The authors note that many U.S. presidents have referred to God in their inaugural addresses. “But, whereas Bush quotes Lincoln mentioning God – ‘Those who deny freedom to others deserve it not for themselves; and, under the rule of a just God, cannot long retain it’ – he did so as a warning to ‘rulers of outlaw regimes’ that ‘America’s influence is considerable, and we will use it confidently in freedom’s cause.’ ”

Thus, where Lincoln prayed in a humble tone, Bush “threatened with bluster and swagger, and so God has morphed from a sublime power above taking sides into a blunt instrument of empire,” Hartnett and Mercieca wrote.

“Most striking about this rhetorical strategy is that President Bush did not attempt to speak to or for the whole American population in his speech. He did not seek to unite the nation’s feuding factions. Rather, Bush’s audience was those  ‘true believer’ Americans who already supported his war plans.”

Because his rhetoric doesn’t seek to change opinions, but functions “to punish outsiders and reward insiders,” Bush’s address constitutes a form of “epideictic violence,” that is, “a form of speech meant to celebrate certain values while mercilessly silencing opponents and disabling criticism.”

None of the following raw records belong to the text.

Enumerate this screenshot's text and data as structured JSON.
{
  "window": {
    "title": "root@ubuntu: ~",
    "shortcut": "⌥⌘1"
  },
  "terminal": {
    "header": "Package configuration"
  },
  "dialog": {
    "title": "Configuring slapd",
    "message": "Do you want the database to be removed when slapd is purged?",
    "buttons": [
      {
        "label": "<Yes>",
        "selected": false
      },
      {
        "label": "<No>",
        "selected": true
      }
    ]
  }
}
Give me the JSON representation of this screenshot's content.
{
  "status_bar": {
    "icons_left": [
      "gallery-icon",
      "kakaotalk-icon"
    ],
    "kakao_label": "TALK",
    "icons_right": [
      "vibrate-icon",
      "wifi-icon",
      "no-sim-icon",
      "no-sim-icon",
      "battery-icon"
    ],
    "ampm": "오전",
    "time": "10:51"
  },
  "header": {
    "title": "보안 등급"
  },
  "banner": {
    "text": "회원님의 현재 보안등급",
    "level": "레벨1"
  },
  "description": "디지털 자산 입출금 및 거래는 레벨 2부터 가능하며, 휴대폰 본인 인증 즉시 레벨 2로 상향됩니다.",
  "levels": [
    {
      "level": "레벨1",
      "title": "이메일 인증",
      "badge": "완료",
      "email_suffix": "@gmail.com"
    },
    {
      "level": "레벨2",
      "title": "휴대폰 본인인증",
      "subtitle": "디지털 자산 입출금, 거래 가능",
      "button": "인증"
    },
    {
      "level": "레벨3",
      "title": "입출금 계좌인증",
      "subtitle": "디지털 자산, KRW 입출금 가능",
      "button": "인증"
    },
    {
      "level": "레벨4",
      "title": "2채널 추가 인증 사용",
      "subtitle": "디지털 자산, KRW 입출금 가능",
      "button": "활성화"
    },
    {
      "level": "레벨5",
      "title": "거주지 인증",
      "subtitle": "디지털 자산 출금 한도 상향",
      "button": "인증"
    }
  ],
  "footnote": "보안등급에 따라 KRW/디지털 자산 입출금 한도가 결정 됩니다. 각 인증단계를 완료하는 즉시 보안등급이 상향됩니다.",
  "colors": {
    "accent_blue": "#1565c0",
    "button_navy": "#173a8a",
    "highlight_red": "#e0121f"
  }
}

The president’s rhetorical choices are shaped, the authors ague, by larger historical forces. They have argued that “because our postmodern culture produces such a dizzying abundance of images, amounting to nothing less than a blizzard of diseased brain-sucking white noise, it has become almost impossible for speakers, even presidents, to cut through the barrage and make some lasting impression, some profound sense, some eloquent gesture that lasts longer than the time it takes for the next advertisement to begin, or the next shouting provocateur to snarl, or the next ‘must see’ trash to assault our senses.”

President Bush has responded to this communicative dilemma, the authors write, “by attempting to elevate his discourse to the level of benediction; that is, he has sought to rise above the culture of white noise by delivering speeches that are not so much deliberative or informative or historical or policy-driven as sermonic – he has functioned as a high priest intoning a mythic ritual of redemptive violence.”

The authors argue that by speaking in this sermonic and violence-justifying manner, the president has sought to create a kind of moral authority that “transcends the usual banalities of mass-mediated discourse.”

But the problem with this rhetorical strategy is that “by delivering his presidential discourse in the register of eschatological religious symbolism, by pinning his presidency to the millennial quest to defeat Evil in the name of God and Truth and Justice, President Bush has created expectations that no man can fulfill.” The unfulfilled promise of deliverance has thus disappointed voters and disenchanted allies, the authors write.

Reversing these trends “will require fair debate, eloquent speech, and active citizens, precisely the republican qualities destroyed by the imperial fantasies of our post-rhetorical president.”